April 19, 2015

Can we learn to think from computers?


We talk a lot about computers learning to think like humans. But maybe sometimes humans can benefit from thinking like computers?

Our life is made up of decisions. We make decisions every minute. Some are small, some are big. A lot of our decisions happen automatically, we don’t notice them. Yet sometimes we get stuck.

How do we make decisions? A lot of the times we just know what the right decision is. It happens through intuition. Intuition is a subconscious phenomenon, where our mind gathers information without us consciously realizing it, and offers a ready answer disguised as a ‘feeling’ or a hunch. Some people can tell whether a new colleague will be successful or not just by glancing at them. There are many stories how intuition saves lives of solders during wars, where a hunch warns about a coming attack or an ambush.

Trouble is, intuition can’t always help.

People differ in their ability to use intuition. But most importantly, intuition only helps when you are in a situation that you faced before, when you have experience. If a situation is unlike anything you faced before, intuition won’t help.

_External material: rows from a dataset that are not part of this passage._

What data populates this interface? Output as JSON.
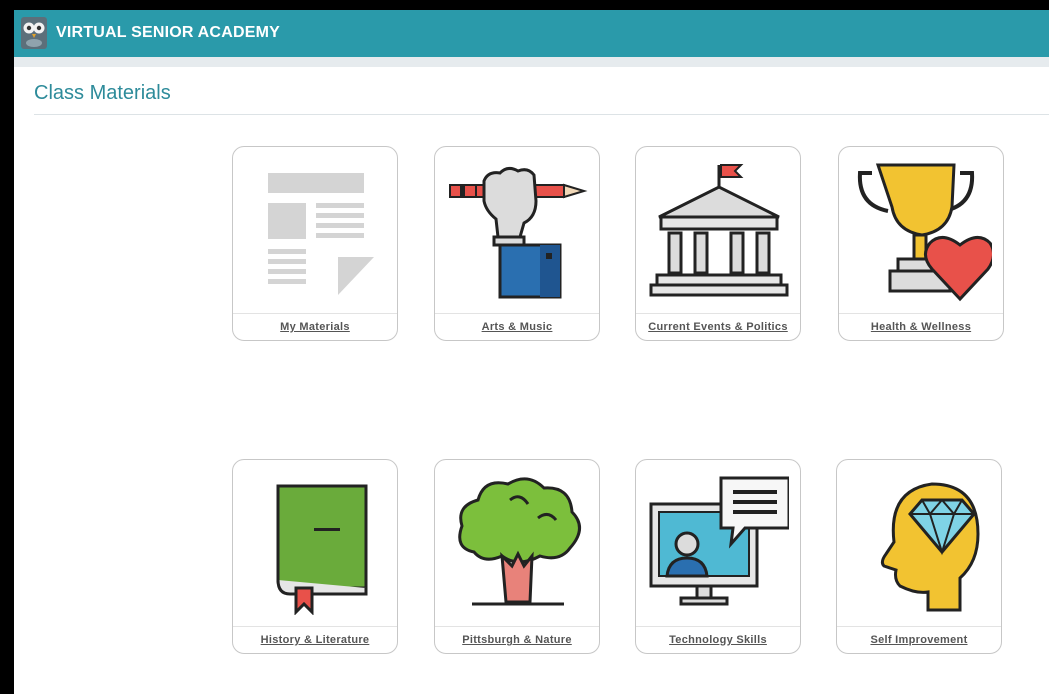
{
  "app": {
    "title": "VIRTUAL SENIOR ACADEMY"
  },
  "page": {
    "title": "Class Materials"
  },
  "tiles": [
    {
      "label": "My Materials"
    },
    {
      "label": "Arts & Music"
    },
    {
      "label": "Current Events & Politics"
    },
    {
      "label": "Health & Wellness"
    },
    {
      "label": "History & Literature"
    },
    {
      "label": "Pittsburgh & Nature"
    },
    {
      "label": "Technology Skills"
    },
    {
      "label": "Self Improvement"
    }
  ],
  "colors": {
    "header": "#2a9aaa",
    "title": "#2d8b9a"
  }
}
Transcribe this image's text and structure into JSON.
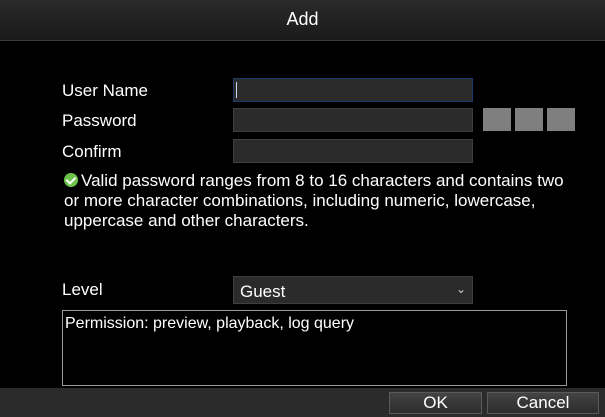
{
  "dialog": {
    "title": "Add"
  },
  "form": {
    "user_name_label": "User Name",
    "user_name_value": "",
    "password_label": "Password",
    "password_value": "",
    "confirm_label": "Confirm",
    "confirm_value": "",
    "password_note": "Valid password ranges from 8 to 16 characters and contains two or more character combinations, including numeric, lowercase, uppercase and other characters.",
    "level_label": "Level",
    "level_value": "Guest",
    "permission_text": "Permission: preview, playback, log query"
  },
  "buttons": {
    "ok_label": "OK",
    "cancel_label": "Cancel"
  },
  "icons": {
    "note_icon": "check-circle-icon",
    "dropdown_icon": "chevron-down-icon"
  },
  "colors": {
    "background": "#000000",
    "field": "#2b2b2b",
    "note_icon": "#6cc24a",
    "strength_block": "#7f7f7f"
  }
}
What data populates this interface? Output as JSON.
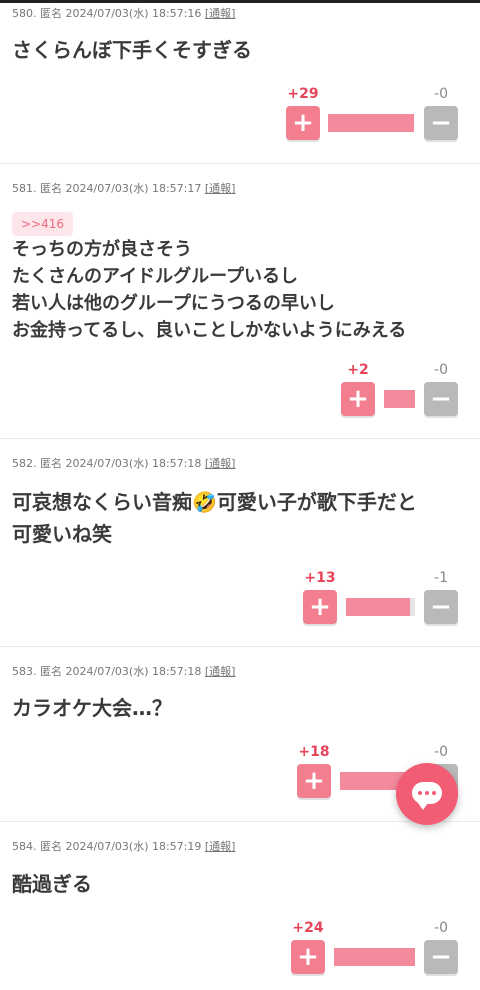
{
  "comments": [
    {
      "number": "580.",
      "author": "匿名",
      "datetime": "2024/07/03(水) 18:57:16",
      "report": "[通報]",
      "anchor": "",
      "lines": [
        "さくらんぼ下手くそすぎる"
      ],
      "plus": "+29",
      "minus": "-0",
      "plus_ratio": 1.0
    },
    {
      "number": "581.",
      "author": "匿名",
      "datetime": "2024/07/03(水) 18:57:17",
      "report": "[通報]",
      "anchor": ">>416",
      "lines": [
        "そっちの方が良さそう",
        "たくさんのアイドルグループいるし",
        "若い人は他のグループにうつるの早いし",
        "お金持ってるし、良いことしかないようにみえる"
      ],
      "plus": "+2",
      "minus": "-0",
      "plus_ratio": 1.0
    },
    {
      "number": "582.",
      "author": "匿名",
      "datetime": "2024/07/03(水) 18:57:18",
      "report": "[通報]",
      "anchor": "",
      "lines": [
        "可哀想なくらい音痴🤣可愛い子が歌下手だと",
        "可愛いね笑"
      ],
      "plus": "+13",
      "minus": "-1",
      "plus_ratio": 0.93
    },
    {
      "number": "583.",
      "author": "匿名",
      "datetime": "2024/07/03(水) 18:57:18",
      "report": "[通報]",
      "anchor": "",
      "lines": [
        "カラオケ大会…？"
      ],
      "plus": "+18",
      "minus": "-0",
      "plus_ratio": 1.0
    },
    {
      "number": "584.",
      "author": "匿名",
      "datetime": "2024/07/03(水) 18:57:19",
      "report": "[通報]",
      "anchor": "",
      "lines": [
        "酷過ぎる"
      ],
      "plus": "+24",
      "minus": "-0",
      "plus_ratio": 1.0
    }
  ],
  "buttons": {
    "plus_symbol": "+",
    "minus_symbol": "−"
  },
  "colors": {
    "accent": "#f25c74",
    "plus": "#f27e8f",
    "minus": "#b9b9b9",
    "plus_count": "#e8455b"
  },
  "icons": {
    "fab": "comment-bubble-icon"
  }
}
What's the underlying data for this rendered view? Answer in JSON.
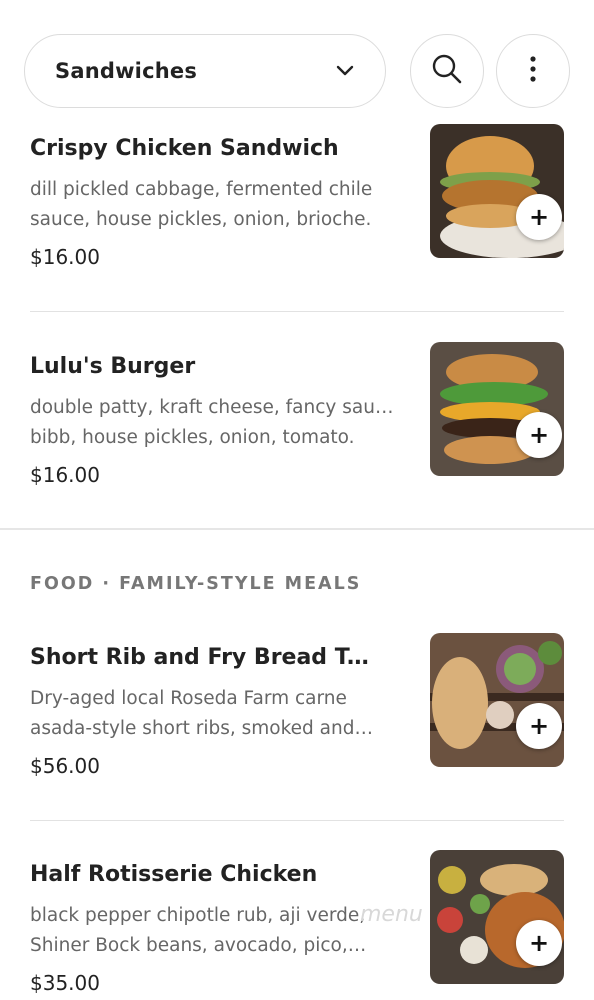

Computers, however, have no intuition. They work by going through all possible scenarios and assessing each alternative by grading it using pre-defined criteria.

This leads to interesting outcomes. When computers were given a task of playing games, they found some winning scenarios which weren’t previously used by humans (such as, sink a submarine and do nothing in a submarine computer game). Because humans have expectations from earlier experience, and because a game is designed with real life in mind, some winning strategies are counter-intuitive. Yet this is not a problem for a computer.

How does this translate into practice?

A lot of the times we are stuck when we need to decide. The feeling of frustration coming from not being able to choose stops us from exploring a decision, we obsess about the alternatives we already know about and repeat the same thoughts over an over again, without making any progress.

When this happens, remember how computers decide, by looking objectively at all options available.

Sometimes a decision is a simple choice between two alternatives. Do I stay home or do I go out? Do I walk or do I take a bus? If there isn’t a clear advantage to choosing one or the other and if the decision is not too important, just flip a coin. Make a random decision and stick to it – making a mistake in this case is far better than wasting time agonizing about what to do next.

If it’s a complex decision and there are many potential outcomes, detach yourself mentally from the situation. This would allow to get rid of frustration and impatience that are blocking your decision-making. Then concentrate on exploring all potential solutions, trying to cast a wider net and not limit yourself to previous experiences and conventional wisdom. Once you do that, chances are a solution you haven’t thought about will come along, and your intuition will kick in telling you that this is the solution you should go for.

A very useful technique for exploring all aspects of a decision is to ask the following four questions:

1. What benefit am I getting from doing this?

2. What are the disadvantages of doing this?

3. What are the benefits from not doing this?

4. What are the disadvantages of not doing this?

Going through these questions will allow you to look at the situation from all angles, and most likely this alone will push you into thinking over possibilities you haven’t considered before.

As always, a bonus book suggestion if you would like to explore the subject further:

It's only fair to share...Tweet about this on Twitter
Share on LinkedIn
Share on Facebook